YOUR ASSIGNMENT
In the data that follows, every line containing the word "icon" should be returned.
━━ TASK INPUTS ━━
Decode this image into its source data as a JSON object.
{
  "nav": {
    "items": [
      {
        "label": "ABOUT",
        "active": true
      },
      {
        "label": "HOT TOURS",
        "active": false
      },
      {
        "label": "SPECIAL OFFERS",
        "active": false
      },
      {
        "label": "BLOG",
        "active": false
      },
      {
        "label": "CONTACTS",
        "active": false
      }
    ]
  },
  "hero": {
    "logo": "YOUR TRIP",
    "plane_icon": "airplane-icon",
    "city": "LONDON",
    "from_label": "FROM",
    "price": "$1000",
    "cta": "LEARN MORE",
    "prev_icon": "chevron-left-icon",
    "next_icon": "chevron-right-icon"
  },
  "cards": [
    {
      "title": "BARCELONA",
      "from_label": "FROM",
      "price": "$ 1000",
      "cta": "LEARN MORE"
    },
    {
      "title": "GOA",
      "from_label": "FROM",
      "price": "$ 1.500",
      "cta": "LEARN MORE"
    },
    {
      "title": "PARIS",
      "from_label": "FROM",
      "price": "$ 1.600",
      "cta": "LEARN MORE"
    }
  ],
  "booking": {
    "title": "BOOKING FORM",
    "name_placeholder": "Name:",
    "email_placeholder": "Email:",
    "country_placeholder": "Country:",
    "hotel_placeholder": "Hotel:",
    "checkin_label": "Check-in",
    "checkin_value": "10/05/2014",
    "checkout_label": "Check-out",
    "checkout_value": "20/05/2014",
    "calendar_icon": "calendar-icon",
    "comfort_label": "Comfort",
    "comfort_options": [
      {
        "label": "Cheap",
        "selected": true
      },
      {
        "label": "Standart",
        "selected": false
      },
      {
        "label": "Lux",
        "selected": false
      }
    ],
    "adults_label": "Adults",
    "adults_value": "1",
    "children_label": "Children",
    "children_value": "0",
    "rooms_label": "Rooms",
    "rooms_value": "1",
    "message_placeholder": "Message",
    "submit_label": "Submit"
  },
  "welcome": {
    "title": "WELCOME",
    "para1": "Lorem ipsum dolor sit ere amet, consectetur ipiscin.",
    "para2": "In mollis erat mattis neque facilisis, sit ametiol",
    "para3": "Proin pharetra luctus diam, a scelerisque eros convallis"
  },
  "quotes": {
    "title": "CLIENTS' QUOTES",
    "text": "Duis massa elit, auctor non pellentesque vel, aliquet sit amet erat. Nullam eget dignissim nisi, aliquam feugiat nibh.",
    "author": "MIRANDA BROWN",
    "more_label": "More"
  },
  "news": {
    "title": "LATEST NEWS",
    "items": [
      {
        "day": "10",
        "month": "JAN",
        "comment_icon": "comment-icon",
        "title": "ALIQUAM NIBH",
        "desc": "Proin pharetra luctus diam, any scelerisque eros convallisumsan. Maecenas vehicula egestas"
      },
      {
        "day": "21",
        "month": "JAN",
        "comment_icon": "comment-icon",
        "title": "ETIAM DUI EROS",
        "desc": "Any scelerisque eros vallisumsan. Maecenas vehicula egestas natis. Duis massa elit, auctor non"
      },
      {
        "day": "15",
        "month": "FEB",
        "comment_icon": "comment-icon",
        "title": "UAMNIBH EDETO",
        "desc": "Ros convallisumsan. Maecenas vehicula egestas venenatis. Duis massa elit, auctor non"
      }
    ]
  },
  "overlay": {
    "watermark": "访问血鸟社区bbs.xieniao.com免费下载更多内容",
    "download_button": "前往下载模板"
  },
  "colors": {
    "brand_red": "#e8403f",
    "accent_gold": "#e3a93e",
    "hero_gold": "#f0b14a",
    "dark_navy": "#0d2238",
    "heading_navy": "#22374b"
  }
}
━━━
ANSWER TO THE PROBLEM
    "plane_icon": "airplane-icon",
    "prev_icon": "chevron-left-icon",
    "next_icon": "chevron-right-icon"
    "calendar_icon": "calendar-icon",
        "comment_icon": "comment-icon",
        "comment_icon": "comment-icon",
        "comment_icon": "comment-icon",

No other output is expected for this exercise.